- [What the task asks]: Every entry should be given again exactly, with nothing dropped.

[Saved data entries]
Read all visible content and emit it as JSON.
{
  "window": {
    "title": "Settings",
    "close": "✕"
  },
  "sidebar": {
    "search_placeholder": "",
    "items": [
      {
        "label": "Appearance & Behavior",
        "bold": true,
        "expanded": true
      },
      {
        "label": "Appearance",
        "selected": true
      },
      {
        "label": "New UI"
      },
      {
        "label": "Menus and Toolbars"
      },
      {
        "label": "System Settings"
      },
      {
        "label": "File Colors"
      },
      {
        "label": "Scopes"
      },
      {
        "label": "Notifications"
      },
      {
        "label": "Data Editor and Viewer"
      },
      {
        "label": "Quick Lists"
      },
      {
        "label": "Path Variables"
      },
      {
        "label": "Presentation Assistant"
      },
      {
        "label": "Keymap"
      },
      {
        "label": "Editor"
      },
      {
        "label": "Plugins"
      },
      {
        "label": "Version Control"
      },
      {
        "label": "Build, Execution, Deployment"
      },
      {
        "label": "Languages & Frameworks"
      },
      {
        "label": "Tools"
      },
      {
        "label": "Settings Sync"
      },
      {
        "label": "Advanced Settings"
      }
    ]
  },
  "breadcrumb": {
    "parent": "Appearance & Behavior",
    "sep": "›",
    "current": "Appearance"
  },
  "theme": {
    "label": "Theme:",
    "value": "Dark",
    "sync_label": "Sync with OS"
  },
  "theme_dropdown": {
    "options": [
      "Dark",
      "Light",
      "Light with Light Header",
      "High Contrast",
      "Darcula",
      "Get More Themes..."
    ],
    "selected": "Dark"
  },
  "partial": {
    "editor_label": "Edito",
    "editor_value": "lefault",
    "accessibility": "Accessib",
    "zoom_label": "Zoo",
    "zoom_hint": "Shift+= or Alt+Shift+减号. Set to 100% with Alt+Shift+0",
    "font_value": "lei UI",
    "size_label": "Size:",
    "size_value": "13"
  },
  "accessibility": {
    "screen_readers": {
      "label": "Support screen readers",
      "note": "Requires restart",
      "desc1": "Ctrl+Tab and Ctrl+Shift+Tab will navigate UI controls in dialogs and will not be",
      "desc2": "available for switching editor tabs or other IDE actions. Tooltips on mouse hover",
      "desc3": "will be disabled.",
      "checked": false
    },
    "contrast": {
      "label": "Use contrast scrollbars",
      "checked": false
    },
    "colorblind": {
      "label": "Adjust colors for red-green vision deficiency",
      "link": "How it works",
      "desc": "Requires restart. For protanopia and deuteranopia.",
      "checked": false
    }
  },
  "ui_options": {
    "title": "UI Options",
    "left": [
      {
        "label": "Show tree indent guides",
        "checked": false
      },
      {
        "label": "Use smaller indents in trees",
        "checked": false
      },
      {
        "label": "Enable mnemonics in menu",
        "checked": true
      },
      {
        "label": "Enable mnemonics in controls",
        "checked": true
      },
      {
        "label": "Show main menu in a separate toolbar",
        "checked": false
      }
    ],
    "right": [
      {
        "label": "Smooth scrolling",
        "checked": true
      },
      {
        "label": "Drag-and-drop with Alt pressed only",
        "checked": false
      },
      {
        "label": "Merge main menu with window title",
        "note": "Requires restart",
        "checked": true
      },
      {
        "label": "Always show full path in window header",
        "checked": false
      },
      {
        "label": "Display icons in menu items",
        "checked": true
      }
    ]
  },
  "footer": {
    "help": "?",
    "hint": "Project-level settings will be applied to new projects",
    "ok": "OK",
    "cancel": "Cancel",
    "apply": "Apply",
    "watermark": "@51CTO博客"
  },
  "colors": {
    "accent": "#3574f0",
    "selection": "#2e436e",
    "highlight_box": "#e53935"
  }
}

- [Exercise solution]:
Read all visible content and emit it as JSON.
{
  "window": {
    "title": "Settings",
    "close": "✕"
  },
  "sidebar": {
    "search_placeholder": "",
    "items": [
      {
        "label": "Appearance & Behavior",
        "bold": true,
        "expanded": true
      },
      {
        "label": "Appearance",
        "selected": true
      },
      {
        "label": "New UI"
      },
      {
        "label": "Menus and Toolbars"
      },
      {
        "label": "System Settings"
      },
      {
        "label": "File Colors"
      },
      {
        "label": "Scopes"
      },
      {
        "label": "Notifications"
      },
      {
        "label": "Data Editor and Viewer"
      },
      {
        "label": "Quick Lists"
      },
      {
        "label": "Path Variables"
      },
      {
        "label": "Presentation Assistant"
      },
      {
        "label": "Keymap"
      },
      {
        "label": "Editor"
      },
      {
        "label": "Plugins"
      },
      {
        "label": "Version Control"
      },
      {
        "label": "Build, Execution, Deployment"
      },
      {
        "label": "Languages & Frameworks"
      },
      {
        "label": "Tools"
      },
      {
        "label": "Settings Sync"
      },
      {
        "label": "Advanced Settings"
      }
    ]
  },
  "breadcrumb": {
    "parent": "Appearance & Behavior",
    "sep": "›",
    "current": "Appearance"
  },
  "theme": {
    "label": "Theme:",
    "value": "Dark",
    "sync_label": "Sync with OS"
  },
  "theme_dropdown": {
    "options": [
      "Dark",
      "Light",
      "Light with Light Header",
      "High Contrast",
      "Darcula",
      "Get More Themes..."
    ],
    "selected": "Dark"
  },
  "partial": {
    "editor_label": "Edito",
    "editor_value": "lefault",
    "accessibility": "Accessib",
    "zoom_label": "Zoo",
    "zoom_hint": "Shift+= or Alt+Shift+减号. Set to 100% with Alt+Shift+0",
    "font_value": "lei UI",
    "size_label": "Size:",
    "size_value": "13"
  },
  "accessibility": {
    "screen_readers": {
      "label": "Support screen readers",
      "note": "Requires restart",
      "desc1": "Ctrl+Tab and Ctrl+Shift+Tab will navigate UI controls in dialogs and will not be",
      "desc2": "available for switching editor tabs or other IDE actions. Tooltips on mouse hover",
      "desc3": "will be disabled.",
      "checked": false
    },
    "contrast": {
      "label": "Use contrast scrollbars",
      "checked": false
    },
    "colorblind": {
      "label": "Adjust colors for red-green vision deficiency",
      "link": "How it works",
      "desc": "Requires restart. For protanopia and deuteranopia.",
      "checked": false
    }
  },
  "ui_options": {
    "title": "UI Options",
    "left": [
      {
        "label": "Show tree indent guides",
        "checked": false
      },
      {
        "label": "Use smaller indents in trees",
        "checked": false
      },
      {
        "label": "Enable mnemonics in menu",
        "checked": true
      },
      {
        "label": "Enable mnemonics in controls",
        "checked": true
      },
      {
        "label": "Show main menu in a separate toolbar",
        "checked": false
      }
    ],
    "right": [
      {
        "label": "Smooth scrolling",
        "checked": true
      },
      {
        "label": "Drag-and-drop with Alt pressed only",
        "checked": false
      },
      {
        "label": "Merge main menu with window title",
        "note": "Requires restart",
        "checked": true
      },
      {
        "label": "Always show full path in window header",
        "checked": false
      },
      {
        "label": "Display icons in menu items",
        "checked": true
      }
    ]
  },
  "footer": {
    "help": "?",
    "hint": "Project-level settings will be applied to new projects",
    "ok": "OK",
    "cancel": "Cancel",
    "apply": "Apply",
    "watermark": "@51CTO博客"
  },
  "colors": {
    "accent": "#3574f0",
    "selection": "#2e436e",
    "highlight_box": "#e53935"
  }
}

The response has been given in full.